For the entries below, return the line holding "Decode this image" together with all lines after it, unchanged, and leave every picture out.

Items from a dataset
____

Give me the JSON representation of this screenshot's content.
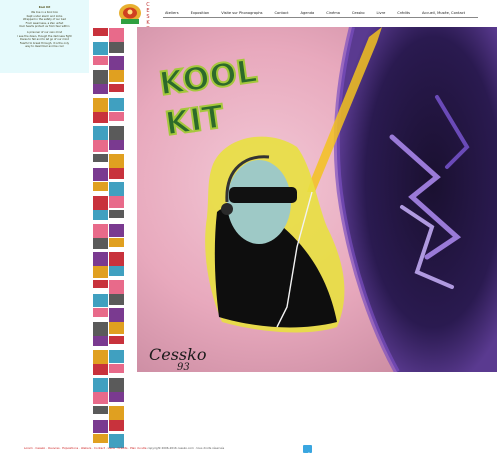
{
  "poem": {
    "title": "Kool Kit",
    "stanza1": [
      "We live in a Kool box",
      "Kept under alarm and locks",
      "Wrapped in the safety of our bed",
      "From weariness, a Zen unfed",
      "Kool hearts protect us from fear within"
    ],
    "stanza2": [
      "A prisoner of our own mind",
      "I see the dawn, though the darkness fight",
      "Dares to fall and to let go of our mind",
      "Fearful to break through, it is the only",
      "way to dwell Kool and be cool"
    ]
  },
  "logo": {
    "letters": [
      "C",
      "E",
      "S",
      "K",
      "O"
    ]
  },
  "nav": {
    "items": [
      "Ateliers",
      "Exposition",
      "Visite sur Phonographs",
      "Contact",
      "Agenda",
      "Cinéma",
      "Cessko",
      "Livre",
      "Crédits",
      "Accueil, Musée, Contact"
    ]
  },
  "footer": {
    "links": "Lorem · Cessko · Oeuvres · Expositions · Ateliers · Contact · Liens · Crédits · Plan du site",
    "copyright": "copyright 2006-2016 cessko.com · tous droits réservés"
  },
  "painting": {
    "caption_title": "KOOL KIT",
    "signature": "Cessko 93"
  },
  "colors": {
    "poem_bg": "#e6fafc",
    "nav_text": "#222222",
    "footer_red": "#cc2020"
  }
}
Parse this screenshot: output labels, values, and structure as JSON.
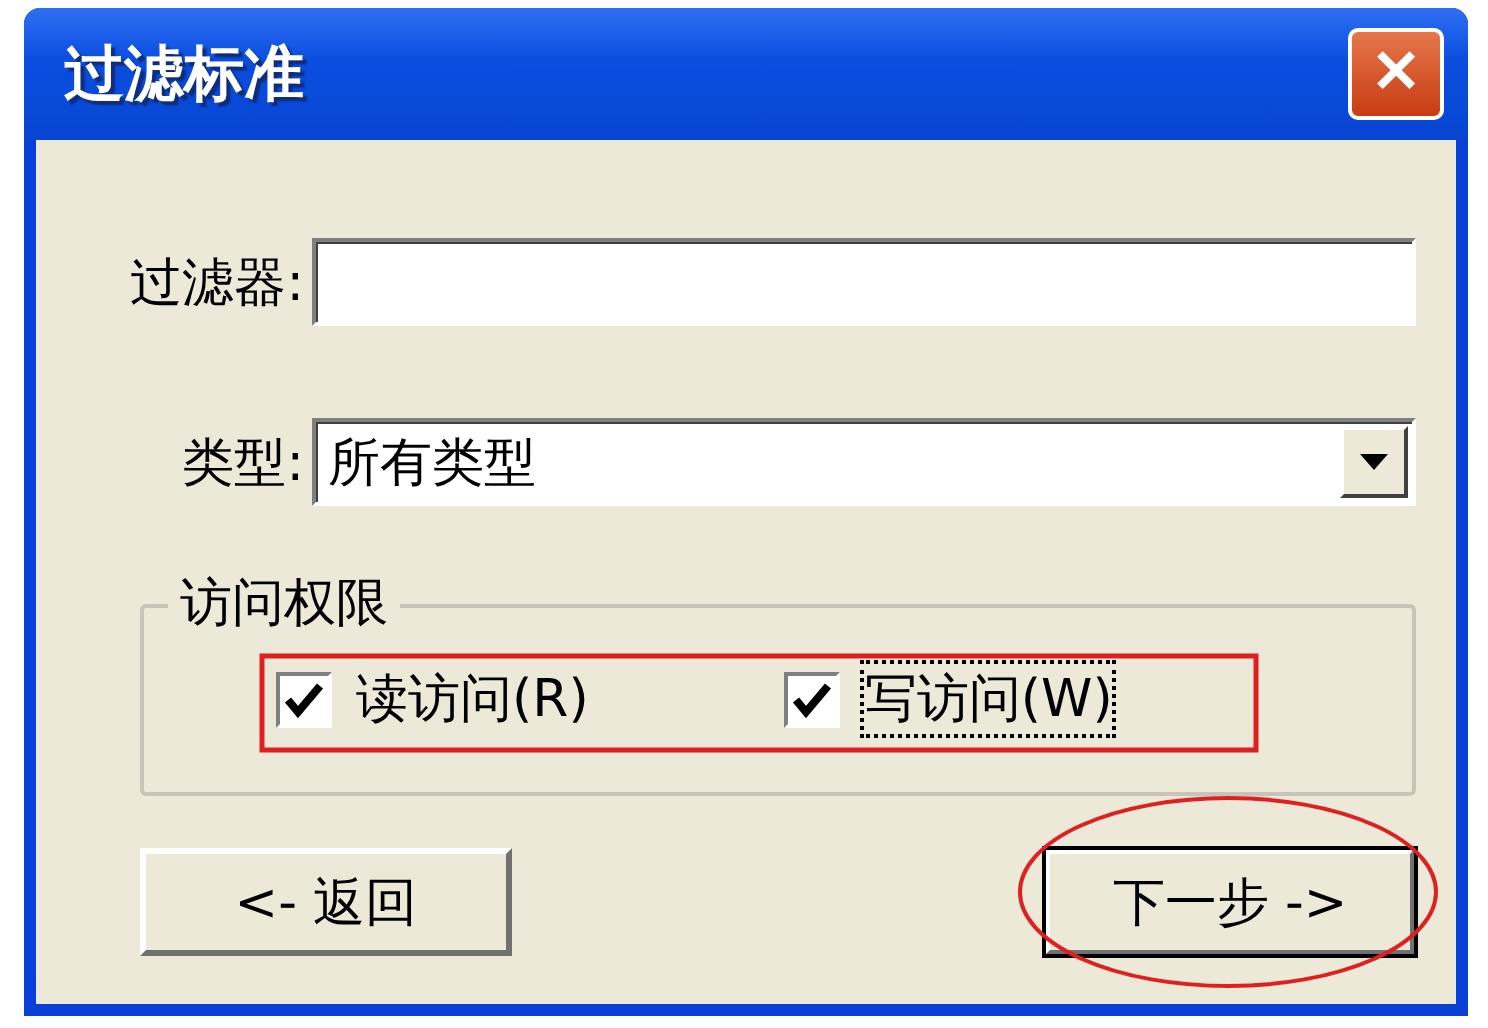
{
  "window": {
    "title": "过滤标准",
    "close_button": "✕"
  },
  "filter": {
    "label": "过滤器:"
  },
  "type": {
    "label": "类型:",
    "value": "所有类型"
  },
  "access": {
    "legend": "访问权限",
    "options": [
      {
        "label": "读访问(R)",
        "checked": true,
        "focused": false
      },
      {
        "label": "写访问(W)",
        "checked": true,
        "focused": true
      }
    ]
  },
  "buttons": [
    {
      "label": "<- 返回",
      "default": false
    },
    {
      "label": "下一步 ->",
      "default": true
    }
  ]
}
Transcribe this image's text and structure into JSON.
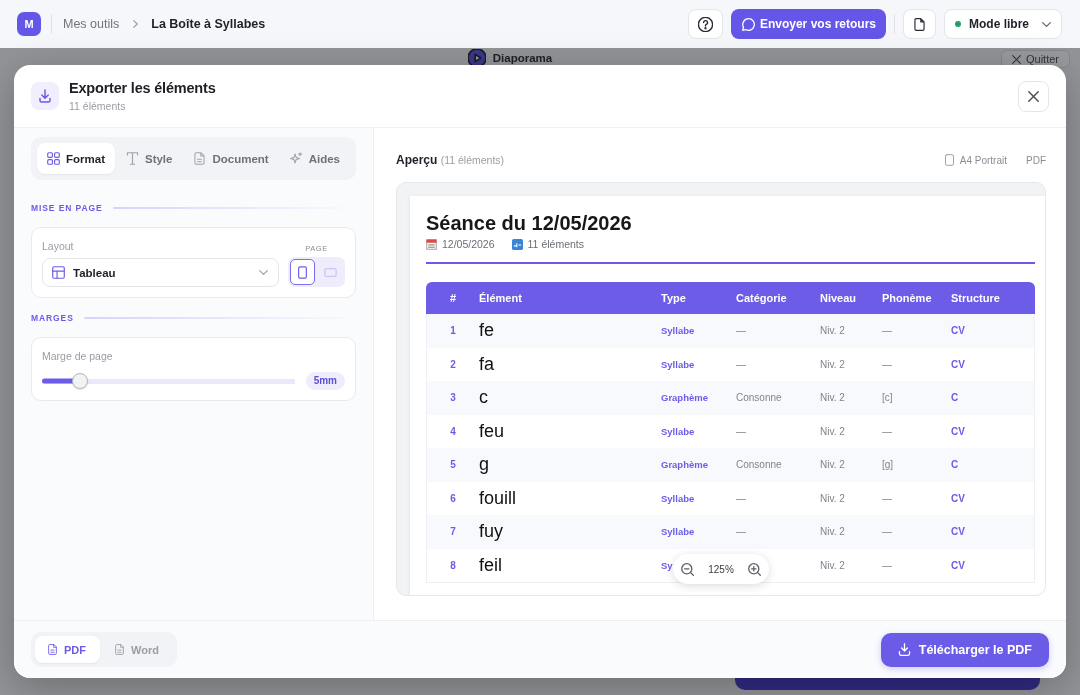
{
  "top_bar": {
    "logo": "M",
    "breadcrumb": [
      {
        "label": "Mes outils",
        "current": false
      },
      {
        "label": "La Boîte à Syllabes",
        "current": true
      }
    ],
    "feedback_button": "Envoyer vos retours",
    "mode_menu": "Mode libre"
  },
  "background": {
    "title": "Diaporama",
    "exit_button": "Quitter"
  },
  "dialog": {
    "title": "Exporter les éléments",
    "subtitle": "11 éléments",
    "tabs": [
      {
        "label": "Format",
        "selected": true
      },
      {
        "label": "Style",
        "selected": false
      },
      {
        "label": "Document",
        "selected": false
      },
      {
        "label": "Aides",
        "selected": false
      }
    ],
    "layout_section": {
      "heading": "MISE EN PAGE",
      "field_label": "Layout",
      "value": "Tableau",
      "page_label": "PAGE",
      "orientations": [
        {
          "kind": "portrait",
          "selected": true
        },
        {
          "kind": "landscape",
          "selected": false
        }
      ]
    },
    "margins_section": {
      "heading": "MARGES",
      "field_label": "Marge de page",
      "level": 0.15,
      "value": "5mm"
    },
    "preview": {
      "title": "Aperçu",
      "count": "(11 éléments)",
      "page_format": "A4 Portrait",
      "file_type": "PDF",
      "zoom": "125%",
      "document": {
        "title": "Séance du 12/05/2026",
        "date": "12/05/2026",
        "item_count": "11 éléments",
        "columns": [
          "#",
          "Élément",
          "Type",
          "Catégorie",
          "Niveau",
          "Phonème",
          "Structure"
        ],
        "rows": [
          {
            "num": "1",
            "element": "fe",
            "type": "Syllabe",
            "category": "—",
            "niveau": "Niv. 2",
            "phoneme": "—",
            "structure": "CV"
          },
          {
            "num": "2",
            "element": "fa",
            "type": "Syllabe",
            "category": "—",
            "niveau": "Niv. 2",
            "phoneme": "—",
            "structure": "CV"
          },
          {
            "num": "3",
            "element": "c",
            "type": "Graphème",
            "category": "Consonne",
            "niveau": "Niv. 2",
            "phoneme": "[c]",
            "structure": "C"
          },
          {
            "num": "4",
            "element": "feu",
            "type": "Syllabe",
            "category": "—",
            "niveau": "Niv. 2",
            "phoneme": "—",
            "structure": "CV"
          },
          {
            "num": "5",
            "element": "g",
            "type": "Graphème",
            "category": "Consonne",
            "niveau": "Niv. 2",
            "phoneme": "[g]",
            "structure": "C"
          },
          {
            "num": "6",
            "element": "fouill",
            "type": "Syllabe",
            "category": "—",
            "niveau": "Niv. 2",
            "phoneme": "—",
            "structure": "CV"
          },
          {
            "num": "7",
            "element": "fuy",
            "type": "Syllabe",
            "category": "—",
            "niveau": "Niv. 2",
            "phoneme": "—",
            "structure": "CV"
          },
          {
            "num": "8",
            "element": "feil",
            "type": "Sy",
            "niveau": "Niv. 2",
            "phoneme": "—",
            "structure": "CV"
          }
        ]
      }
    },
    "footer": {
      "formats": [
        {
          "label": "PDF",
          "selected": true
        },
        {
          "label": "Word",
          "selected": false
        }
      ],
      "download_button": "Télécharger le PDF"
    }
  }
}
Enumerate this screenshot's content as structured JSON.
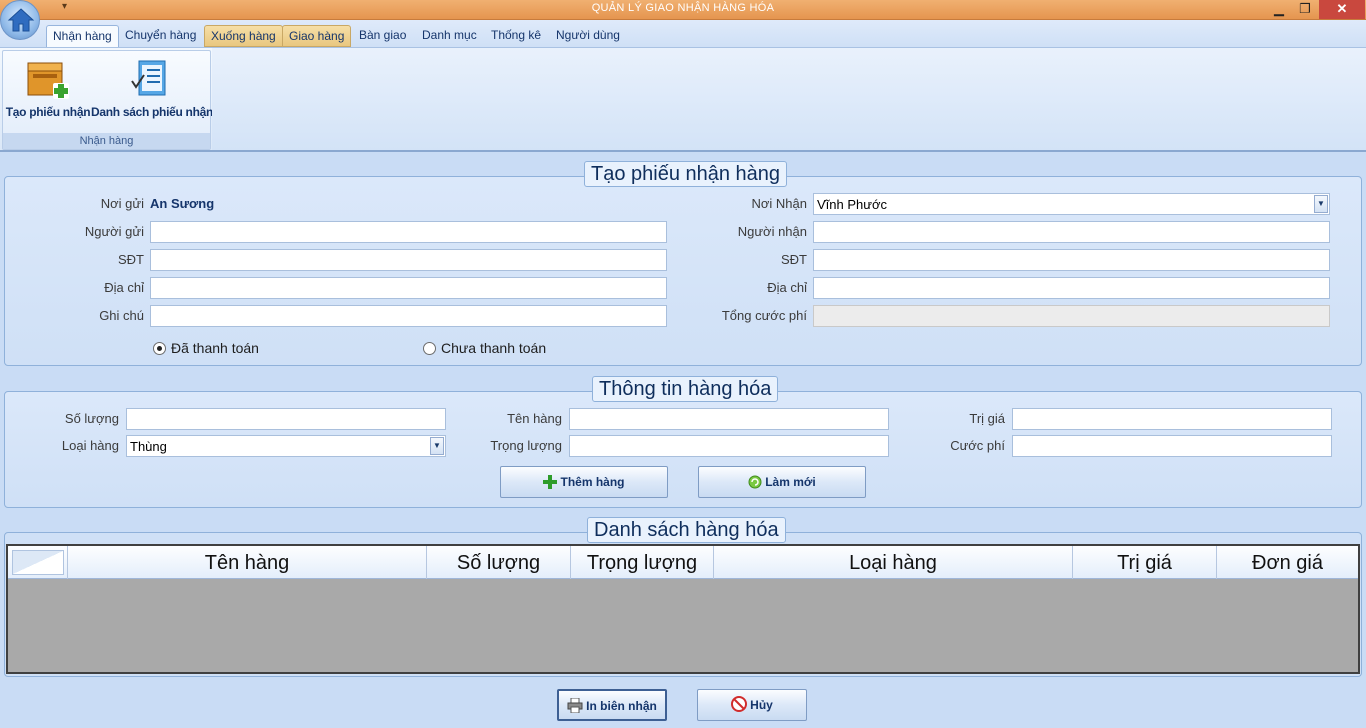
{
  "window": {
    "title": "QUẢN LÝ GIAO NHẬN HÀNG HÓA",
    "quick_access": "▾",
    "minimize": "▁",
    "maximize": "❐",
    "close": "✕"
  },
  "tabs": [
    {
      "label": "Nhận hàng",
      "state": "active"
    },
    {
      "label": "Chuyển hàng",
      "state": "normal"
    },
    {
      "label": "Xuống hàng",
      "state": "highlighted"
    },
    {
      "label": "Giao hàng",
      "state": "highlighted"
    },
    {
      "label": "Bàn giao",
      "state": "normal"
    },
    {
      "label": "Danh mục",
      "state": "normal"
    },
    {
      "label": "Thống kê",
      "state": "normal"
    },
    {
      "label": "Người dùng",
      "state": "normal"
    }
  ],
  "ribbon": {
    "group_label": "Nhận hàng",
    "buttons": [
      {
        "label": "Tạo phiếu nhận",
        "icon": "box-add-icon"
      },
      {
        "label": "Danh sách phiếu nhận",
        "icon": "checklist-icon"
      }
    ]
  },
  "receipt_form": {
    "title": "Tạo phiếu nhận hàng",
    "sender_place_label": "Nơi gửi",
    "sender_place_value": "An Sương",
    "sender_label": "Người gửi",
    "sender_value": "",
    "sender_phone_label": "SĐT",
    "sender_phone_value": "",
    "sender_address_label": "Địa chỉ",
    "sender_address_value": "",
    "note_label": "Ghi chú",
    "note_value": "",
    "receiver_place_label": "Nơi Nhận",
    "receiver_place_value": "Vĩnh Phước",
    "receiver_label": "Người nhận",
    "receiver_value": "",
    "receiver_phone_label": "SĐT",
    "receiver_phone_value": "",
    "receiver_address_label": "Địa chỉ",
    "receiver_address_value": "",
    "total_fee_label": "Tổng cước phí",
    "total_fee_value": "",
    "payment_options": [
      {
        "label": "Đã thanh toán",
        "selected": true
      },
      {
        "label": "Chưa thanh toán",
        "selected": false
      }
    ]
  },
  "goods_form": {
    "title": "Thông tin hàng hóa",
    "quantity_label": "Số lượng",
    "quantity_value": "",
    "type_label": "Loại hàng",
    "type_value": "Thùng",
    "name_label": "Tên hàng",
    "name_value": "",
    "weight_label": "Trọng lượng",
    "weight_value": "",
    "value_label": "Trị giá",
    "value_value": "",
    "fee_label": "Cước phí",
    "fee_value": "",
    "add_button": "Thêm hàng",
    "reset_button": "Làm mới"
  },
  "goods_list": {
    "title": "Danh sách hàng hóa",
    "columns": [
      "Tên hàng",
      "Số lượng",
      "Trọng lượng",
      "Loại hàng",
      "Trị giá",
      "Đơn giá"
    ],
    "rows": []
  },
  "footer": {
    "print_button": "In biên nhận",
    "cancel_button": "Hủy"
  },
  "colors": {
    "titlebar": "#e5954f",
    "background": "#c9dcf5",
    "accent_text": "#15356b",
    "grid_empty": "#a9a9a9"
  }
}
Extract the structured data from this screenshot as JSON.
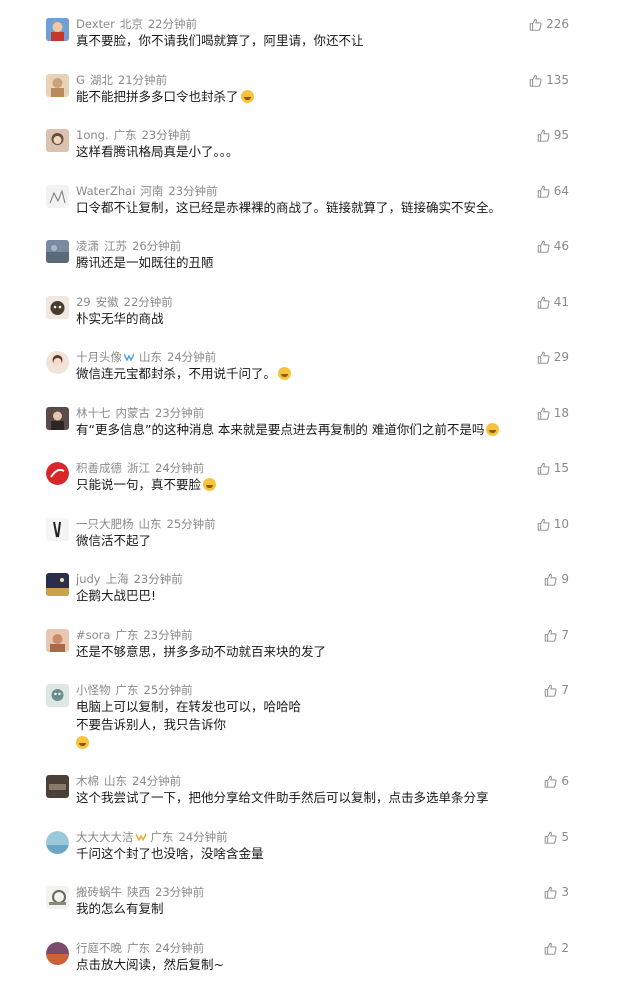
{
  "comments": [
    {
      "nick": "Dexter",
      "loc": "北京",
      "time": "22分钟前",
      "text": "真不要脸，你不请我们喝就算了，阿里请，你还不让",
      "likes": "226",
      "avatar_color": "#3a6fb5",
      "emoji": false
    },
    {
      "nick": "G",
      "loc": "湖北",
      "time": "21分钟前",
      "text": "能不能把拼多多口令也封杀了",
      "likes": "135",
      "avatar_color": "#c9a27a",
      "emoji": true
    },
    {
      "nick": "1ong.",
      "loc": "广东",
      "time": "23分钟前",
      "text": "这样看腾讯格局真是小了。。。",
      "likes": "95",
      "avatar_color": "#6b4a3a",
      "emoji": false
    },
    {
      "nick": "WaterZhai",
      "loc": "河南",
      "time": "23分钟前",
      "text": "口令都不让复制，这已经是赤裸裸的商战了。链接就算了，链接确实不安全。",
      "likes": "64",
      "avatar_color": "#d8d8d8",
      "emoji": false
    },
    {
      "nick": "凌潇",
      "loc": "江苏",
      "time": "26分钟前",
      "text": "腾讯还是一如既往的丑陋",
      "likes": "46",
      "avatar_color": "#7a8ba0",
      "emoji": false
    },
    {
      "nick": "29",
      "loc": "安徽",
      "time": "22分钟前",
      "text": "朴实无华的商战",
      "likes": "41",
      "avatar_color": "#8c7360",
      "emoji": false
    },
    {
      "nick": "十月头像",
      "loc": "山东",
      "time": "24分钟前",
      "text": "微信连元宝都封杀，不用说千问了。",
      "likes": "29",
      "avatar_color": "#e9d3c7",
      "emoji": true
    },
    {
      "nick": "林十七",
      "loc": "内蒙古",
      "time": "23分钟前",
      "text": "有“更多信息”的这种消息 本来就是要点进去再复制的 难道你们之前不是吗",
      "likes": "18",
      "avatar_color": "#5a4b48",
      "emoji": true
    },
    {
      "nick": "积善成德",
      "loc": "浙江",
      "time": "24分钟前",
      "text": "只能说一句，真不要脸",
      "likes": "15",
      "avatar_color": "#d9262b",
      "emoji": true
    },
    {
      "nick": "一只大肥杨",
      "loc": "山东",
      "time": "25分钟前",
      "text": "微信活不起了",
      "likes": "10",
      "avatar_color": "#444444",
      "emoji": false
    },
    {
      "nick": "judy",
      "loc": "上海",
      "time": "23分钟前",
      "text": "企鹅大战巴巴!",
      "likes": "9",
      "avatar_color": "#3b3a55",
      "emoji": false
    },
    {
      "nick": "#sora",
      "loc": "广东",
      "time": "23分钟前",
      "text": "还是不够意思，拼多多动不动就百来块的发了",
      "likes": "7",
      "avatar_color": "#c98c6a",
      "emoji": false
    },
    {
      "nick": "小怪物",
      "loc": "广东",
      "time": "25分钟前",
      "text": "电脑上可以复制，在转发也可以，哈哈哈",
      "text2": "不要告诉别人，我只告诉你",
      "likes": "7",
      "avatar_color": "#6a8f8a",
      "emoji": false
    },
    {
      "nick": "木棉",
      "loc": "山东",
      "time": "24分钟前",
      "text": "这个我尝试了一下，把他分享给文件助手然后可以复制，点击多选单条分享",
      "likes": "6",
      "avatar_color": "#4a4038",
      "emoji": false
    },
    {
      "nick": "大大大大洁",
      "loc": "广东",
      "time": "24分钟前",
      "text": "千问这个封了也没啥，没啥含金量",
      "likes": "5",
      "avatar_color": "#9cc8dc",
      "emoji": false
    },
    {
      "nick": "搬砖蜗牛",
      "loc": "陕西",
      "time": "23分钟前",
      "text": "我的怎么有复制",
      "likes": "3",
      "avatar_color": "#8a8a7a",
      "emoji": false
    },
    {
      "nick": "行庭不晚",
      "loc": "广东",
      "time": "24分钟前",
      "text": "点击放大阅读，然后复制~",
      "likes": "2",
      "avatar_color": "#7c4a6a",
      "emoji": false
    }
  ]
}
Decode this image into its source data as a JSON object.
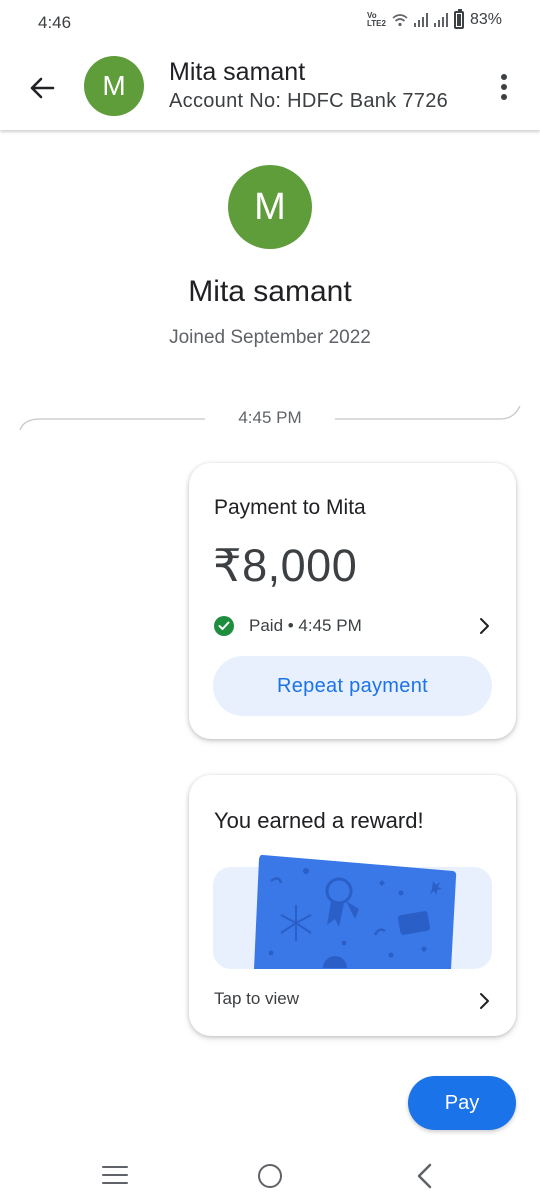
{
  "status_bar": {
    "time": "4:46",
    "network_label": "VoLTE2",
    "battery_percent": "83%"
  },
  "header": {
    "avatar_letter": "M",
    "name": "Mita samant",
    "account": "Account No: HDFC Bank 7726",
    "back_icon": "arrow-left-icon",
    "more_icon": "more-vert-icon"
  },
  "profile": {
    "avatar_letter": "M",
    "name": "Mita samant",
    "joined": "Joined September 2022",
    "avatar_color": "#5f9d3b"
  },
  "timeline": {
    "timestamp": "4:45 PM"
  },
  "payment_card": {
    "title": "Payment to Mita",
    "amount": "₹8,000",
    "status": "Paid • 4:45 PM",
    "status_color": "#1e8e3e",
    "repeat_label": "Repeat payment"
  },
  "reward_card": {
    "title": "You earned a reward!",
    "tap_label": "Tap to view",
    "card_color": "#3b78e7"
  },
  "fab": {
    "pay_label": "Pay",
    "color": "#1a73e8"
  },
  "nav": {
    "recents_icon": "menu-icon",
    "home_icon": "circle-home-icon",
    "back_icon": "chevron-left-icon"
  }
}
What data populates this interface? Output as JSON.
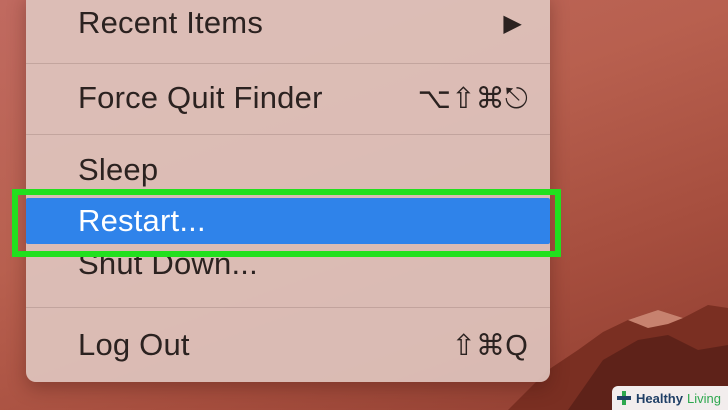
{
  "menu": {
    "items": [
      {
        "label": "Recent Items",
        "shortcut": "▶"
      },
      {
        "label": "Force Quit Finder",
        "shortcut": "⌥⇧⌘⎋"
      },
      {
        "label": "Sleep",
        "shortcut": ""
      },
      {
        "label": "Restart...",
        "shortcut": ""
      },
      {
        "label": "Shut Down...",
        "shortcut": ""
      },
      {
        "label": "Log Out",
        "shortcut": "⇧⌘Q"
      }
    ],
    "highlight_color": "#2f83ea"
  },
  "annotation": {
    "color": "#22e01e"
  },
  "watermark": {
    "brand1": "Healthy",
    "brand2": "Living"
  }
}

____

--- Written reply ---
Decode this image into its source data as a JSON object.
{
  "status_bar": {
    "time": "4:46",
    "network_label": "VoLTE2",
    "battery_percent": "83%"
  },
  "header": {
    "avatar_letter": "M",
    "name": "Mita samant",
    "account": "Account No: HDFC Bank 7726",
    "back_icon": "arrow-left-icon",
    "more_icon": "more-vert-icon"
  },
  "profile": {
    "avatar_letter": "M",
    "name": "Mita samant",
    "joined": "Joined September 2022",
    "avatar_color": "#5f9d3b"
  },
  "timeline": {
    "timestamp": "4:45 PM"
  },
  "payment_card": {
    "title": "Payment to Mita",
    "amount": "₹8,000",
    "status": "Paid • 4:45 PM",
    "status_color": "#1e8e3e",
    "repeat_label": "Repeat payment"
  },
  "reward_card": {
    "title": "You earned a reward!",
    "tap_label": "Tap to view",
    "card_color": "#3b78e7"
  },
  "fab": {
    "pay_label": "Pay",
    "color": "#1a73e8"
  },
  "nav": {
    "recents_icon": "menu-icon",
    "home_icon": "circle-home-icon",
    "back_icon": "chevron-left-icon"
  }
}
What data populates this interface? Output as JSON.
{
  "menu": {
    "items": [
      {
        "label": "Recent Items",
        "shortcut": "▶"
      },
      {
        "label": "Force Quit Finder",
        "shortcut": "⌥⇧⌘⎋"
      },
      {
        "label": "Sleep",
        "shortcut": ""
      },
      {
        "label": "Restart...",
        "shortcut": ""
      },
      {
        "label": "Shut Down...",
        "shortcut": ""
      },
      {
        "label": "Log Out",
        "shortcut": "⇧⌘Q"
      }
    ],
    "highlight_color": "#2f83ea"
  },
  "annotation": {
    "color": "#22e01e"
  },
  "watermark": {
    "brand1": "Healthy",
    "brand2": "Living"
  }
}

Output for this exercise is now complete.